We learn that King Victor Emmanuel was consulted by the
Emperor Napoleon before the offer of the armistice. This simple fact throws considerable light upon the context of the Peace, and disposes of the assumption that the Emperor acted independently of Italy.

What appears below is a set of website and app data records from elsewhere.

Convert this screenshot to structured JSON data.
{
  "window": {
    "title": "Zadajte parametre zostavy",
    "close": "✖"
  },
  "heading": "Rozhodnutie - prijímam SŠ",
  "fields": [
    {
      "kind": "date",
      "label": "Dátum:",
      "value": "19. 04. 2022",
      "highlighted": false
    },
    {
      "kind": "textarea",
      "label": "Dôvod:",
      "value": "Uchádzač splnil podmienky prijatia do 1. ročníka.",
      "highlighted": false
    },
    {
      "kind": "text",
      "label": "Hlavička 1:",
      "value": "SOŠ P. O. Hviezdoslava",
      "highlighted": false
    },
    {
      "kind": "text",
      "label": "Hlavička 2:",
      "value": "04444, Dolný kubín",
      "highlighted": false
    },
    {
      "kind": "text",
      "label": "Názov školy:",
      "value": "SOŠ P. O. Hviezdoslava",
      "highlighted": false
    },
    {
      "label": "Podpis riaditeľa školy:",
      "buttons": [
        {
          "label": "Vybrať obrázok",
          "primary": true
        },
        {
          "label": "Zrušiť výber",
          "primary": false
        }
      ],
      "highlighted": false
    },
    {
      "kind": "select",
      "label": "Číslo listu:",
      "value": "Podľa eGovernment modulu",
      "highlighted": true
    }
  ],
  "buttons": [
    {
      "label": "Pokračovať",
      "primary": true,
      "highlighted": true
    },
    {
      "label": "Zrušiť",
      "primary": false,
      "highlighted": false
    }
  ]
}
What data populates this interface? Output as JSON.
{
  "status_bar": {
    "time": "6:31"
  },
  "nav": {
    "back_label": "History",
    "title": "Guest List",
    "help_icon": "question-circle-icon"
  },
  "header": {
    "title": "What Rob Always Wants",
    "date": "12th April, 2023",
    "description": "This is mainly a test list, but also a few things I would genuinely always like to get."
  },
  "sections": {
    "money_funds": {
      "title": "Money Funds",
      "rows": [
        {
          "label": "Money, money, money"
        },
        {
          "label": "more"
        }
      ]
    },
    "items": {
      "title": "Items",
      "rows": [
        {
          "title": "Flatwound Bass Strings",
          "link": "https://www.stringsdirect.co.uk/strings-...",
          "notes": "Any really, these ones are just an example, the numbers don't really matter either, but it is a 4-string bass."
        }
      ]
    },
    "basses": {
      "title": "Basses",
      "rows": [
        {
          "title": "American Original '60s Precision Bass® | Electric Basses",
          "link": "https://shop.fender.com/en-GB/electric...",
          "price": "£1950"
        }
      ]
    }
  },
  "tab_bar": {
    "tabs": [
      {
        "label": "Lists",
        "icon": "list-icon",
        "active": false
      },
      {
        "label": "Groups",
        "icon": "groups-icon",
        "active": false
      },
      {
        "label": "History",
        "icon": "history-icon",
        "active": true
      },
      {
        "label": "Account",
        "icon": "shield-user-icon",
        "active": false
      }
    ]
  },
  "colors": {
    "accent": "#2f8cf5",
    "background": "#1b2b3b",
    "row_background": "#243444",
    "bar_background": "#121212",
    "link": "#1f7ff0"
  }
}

A telegram from Milan, July 14, informs us that "the Emperor has entered the town amid the acclamations of the populace. The King of Sardinia will accompany the Emperor as far as Susa. The Emperor Napoleon is returning to France." A telegram from Vienna, dated Thursday, says—" The Emperor left Verona for Vienna at three this morning. Count Rechberg arrived here at eleven a.m. Peace must be considered concluded, as neither ammu- nition nor reinforcements are now sent to Italy." Paris, Thursday. I write you a short letter to tell you what is said here today ; every- one asks who will be satisfied with the peace ? It is plain that Sardinia is not, for M. Cavour has resigned ; that Lombardy is not, for there is great agitation at Milan ; that Venetia is not, for troubles have broken out there ; that Tuscany is not, for Florence is disturbed. Is, then, France satisfied ? It is asked on all sides, what have we got to show for the 30,000 men and 500 millions of francs ? A little additional glory, of which we had enough, and voila tout ; for the next, we have made one ingrate, and a thousand enemies. The Parisian populace, such as the Faubourg St. Antoine, are indignant that the programme is not fulfilled to the letter. The middle classes, who cared little for the grand words, Italian independence, and the cause of civilization, and much more for their vulgar interests, hail the peace with joy, and so they would any peace. But long-headed men see the beginning of innumerable troubles and complications, and consider the situation worse than when France was in hot fight with Austria. Now that Ca- your is gone, they say, who will keep down the revolutionary party ? What Italians want the Pope at their head ? Will the Milanese nobles consent to pay their court at Turin ? How will Kossuth be appeased ? Will Garibaldi quietly disband his volunteers ? These and many other disquieting questions, which seek in vain for answer, sent the Funds down a franc ; and it is thought that the fall will not stop there.